A SENTIMENTAL JOURNEY
Faith by Evelina Fernandez, directed by Jose Luis Valenzuela, is a sensitive portrayal of a Mexican-American family in the 1940’s. Good performances and a smart use of music ultimately succeed in transforming a spotty episodic tale into a meaningful drama.
Two melodramatic vignettes in Mexico seem to serve as a prequel, planting seeds of familial responsibility and conflict, yet both are shrouded in such mystery that they do more to bewilder than engage: Young Esperanza (Olivia Delgado) makes an impassioned confession to an attractive young priest (Matias Ponce), and we learn there is a war going on—yet just as things are getting interesting, the scene ends; suddenly we are transported to the 1940’s living room of Silvestre and Esperanza Morales, where the main action of the play occurs. This abrupt transition leaves one with plenty of questions: Was what came before a flashback? Was the conflict Young Esperanza alluded to the Mexican Revolution, or WWII? Is the charming Ms. Delgado, now onstage in virtually the same costume but with significantly younger mannerisms, a new character, and if so, how old is she? The pre-beats either need to be developed more, or done without.
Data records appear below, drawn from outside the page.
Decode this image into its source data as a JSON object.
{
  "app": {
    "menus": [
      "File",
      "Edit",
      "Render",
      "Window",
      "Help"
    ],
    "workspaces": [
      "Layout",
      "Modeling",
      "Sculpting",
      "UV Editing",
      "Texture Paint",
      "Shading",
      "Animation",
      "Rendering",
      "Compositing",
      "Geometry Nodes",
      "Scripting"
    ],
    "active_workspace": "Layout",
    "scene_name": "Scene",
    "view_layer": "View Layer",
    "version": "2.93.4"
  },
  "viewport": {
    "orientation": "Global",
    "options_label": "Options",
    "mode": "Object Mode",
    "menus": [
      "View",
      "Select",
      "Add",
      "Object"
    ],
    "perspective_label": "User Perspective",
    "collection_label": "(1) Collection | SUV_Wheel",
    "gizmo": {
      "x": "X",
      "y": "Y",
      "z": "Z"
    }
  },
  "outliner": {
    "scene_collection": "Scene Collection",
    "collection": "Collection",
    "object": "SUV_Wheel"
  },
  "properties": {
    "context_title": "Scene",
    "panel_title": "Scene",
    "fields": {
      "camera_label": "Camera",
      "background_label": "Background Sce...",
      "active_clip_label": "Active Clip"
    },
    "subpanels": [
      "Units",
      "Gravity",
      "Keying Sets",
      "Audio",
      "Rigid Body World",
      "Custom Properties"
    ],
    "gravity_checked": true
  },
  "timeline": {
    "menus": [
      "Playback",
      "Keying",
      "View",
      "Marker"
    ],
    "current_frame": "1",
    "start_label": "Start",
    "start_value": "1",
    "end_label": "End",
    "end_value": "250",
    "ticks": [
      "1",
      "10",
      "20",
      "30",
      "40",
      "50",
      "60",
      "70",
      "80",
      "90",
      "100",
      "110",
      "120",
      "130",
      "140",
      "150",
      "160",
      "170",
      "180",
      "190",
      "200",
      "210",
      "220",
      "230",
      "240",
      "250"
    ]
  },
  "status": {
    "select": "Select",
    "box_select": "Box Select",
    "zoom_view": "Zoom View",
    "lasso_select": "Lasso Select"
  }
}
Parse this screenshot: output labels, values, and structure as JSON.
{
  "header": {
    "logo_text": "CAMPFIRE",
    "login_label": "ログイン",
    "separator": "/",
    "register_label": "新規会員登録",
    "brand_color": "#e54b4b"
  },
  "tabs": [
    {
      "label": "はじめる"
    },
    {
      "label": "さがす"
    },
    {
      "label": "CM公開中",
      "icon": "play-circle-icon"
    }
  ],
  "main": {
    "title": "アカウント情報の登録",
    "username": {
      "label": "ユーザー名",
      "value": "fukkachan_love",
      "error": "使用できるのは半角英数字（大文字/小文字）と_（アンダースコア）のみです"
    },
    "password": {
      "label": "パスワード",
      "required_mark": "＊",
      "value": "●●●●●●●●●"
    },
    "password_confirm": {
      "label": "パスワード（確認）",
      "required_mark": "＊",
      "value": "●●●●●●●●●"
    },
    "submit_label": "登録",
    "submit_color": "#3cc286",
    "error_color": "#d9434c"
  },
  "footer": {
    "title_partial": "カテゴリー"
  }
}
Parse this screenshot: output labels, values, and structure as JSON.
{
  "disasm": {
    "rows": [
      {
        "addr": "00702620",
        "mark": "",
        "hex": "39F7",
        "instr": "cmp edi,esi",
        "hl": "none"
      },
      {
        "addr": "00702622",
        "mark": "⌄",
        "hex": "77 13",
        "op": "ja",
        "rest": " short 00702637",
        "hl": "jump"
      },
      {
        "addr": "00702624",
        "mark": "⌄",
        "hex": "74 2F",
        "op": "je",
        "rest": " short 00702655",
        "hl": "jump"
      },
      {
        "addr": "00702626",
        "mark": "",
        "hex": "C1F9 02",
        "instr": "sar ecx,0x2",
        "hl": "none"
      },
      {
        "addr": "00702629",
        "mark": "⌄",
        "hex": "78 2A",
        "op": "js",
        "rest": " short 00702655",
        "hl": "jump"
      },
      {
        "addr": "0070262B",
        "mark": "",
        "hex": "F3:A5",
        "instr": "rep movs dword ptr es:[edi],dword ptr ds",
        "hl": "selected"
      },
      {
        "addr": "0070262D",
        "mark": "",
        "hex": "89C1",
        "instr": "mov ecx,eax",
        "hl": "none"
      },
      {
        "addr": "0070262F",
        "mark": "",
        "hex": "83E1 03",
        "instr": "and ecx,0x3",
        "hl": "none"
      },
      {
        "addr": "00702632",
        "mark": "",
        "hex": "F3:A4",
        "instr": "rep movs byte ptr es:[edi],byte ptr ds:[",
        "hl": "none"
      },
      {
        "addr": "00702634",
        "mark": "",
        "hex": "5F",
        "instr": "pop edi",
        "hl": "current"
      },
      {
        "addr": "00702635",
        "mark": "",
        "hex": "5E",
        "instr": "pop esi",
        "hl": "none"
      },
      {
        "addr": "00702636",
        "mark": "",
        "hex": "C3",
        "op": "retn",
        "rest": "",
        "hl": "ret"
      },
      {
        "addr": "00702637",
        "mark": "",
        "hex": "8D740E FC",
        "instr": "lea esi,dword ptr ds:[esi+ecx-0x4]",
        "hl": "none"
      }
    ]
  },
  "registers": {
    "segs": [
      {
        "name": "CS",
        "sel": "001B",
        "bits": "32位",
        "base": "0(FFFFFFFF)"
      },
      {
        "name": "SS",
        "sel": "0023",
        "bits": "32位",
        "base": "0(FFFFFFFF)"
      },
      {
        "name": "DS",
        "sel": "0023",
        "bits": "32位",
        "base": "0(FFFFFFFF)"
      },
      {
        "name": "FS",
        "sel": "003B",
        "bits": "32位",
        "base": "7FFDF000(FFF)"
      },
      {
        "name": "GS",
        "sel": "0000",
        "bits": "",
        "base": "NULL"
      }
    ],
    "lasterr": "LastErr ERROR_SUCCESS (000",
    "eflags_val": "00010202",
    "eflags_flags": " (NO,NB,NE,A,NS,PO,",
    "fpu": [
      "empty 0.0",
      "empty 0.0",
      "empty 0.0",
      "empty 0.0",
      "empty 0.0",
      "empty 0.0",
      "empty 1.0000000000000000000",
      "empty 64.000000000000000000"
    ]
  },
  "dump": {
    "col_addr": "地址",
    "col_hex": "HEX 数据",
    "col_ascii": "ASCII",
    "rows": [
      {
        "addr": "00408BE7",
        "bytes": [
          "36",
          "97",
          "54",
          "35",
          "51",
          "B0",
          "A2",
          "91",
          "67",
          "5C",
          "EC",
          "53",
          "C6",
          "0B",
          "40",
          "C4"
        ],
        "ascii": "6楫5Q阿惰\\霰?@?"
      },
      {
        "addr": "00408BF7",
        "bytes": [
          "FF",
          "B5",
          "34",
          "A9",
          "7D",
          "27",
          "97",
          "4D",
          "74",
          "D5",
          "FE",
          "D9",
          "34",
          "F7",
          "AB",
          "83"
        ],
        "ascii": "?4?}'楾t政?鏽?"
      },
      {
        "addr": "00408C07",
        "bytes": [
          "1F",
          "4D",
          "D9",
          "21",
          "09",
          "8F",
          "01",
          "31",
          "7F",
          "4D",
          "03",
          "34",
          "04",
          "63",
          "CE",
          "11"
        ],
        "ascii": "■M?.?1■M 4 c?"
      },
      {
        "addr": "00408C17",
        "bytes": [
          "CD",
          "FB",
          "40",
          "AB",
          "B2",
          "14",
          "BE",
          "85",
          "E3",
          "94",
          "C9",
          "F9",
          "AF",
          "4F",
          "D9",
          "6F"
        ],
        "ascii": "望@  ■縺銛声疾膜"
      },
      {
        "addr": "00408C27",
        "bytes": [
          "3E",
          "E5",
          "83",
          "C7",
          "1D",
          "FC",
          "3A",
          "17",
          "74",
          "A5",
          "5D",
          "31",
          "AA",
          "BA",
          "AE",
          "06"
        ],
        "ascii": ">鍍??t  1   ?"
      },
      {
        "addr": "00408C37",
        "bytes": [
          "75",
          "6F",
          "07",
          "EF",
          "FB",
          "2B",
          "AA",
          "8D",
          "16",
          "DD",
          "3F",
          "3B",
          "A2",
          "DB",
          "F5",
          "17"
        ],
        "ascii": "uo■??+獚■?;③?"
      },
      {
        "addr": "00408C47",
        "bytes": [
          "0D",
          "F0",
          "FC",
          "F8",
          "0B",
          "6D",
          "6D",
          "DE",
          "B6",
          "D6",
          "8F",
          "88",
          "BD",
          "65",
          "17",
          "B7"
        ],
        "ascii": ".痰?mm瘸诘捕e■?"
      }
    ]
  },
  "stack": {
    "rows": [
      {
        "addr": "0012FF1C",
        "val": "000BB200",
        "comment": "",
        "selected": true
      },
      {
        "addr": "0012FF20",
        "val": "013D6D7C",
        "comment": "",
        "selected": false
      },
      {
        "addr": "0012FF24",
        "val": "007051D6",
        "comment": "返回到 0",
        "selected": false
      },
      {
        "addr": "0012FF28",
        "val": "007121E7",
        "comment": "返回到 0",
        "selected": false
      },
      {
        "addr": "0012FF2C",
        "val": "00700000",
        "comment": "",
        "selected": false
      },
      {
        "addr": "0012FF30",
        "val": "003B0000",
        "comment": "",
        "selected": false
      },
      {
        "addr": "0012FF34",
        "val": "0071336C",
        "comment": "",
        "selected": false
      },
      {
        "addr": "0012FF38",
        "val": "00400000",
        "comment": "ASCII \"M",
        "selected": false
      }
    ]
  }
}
Once the central conflict is introduced—matriarch Esperanza’s oppressive over-protectiveness versus the Morales sisters’ blossoming adolescence—things kick into gear. Though the story is frequently general, the songs that are interwoven enrich a traditional plot and give the production meaning. Not only do “Las Hermanas Morales” (Esperanza America, Alexis de la Rocha, and Ms. Delgado) sing and dance beautifully together as they rehearse their dream of becoming a Mexican version of the Andrews’ Sisters, but the men of the play also pour out their hearts in song when their emotions grow too huge to be contained by mere words or actions. Under the deft direction of Jose Luis Valenzuela, these musical numbers play naturally, offering depth and beauty.
Across the board the performances are grounded and affecting. As Faith, Ms. America journeys from girl to independent woman with remarkable subtlety and confidence. Playwright Evelina Fernandez sparkles as Lupe, the funny, problem-plagued neighbor who manages to maintain a sense of fun in spite of life’s troubles. Lucy Rodriguez convinces as the overbearing Esperanza, a tower of will whose resolve hardens in desperation over the course of the play, and Sal Lopez brings strength and emotion as Silvestre, her husband. Geoffrey Rivas is dead-on as a radio announcer named Ricardo Flores.
The action of this play spans several years and attempts to develop a series of story lines, which gets messy. Certain details that would have been helpful to know—how old the girls were at the start, how much time had passed between scenes, why certain personality shifts or major events had taken place offstage—were left to the imagination. In spite of these shortcomings, Faith does have a heart, which counts for something.
photos by Pablo Santiago
Latino Theater Company at the Los Angeles Theatre Center
scheduled to end on November 11, 2012
for tickets, call (866) 811-4111 or visit http://www.thelatc.org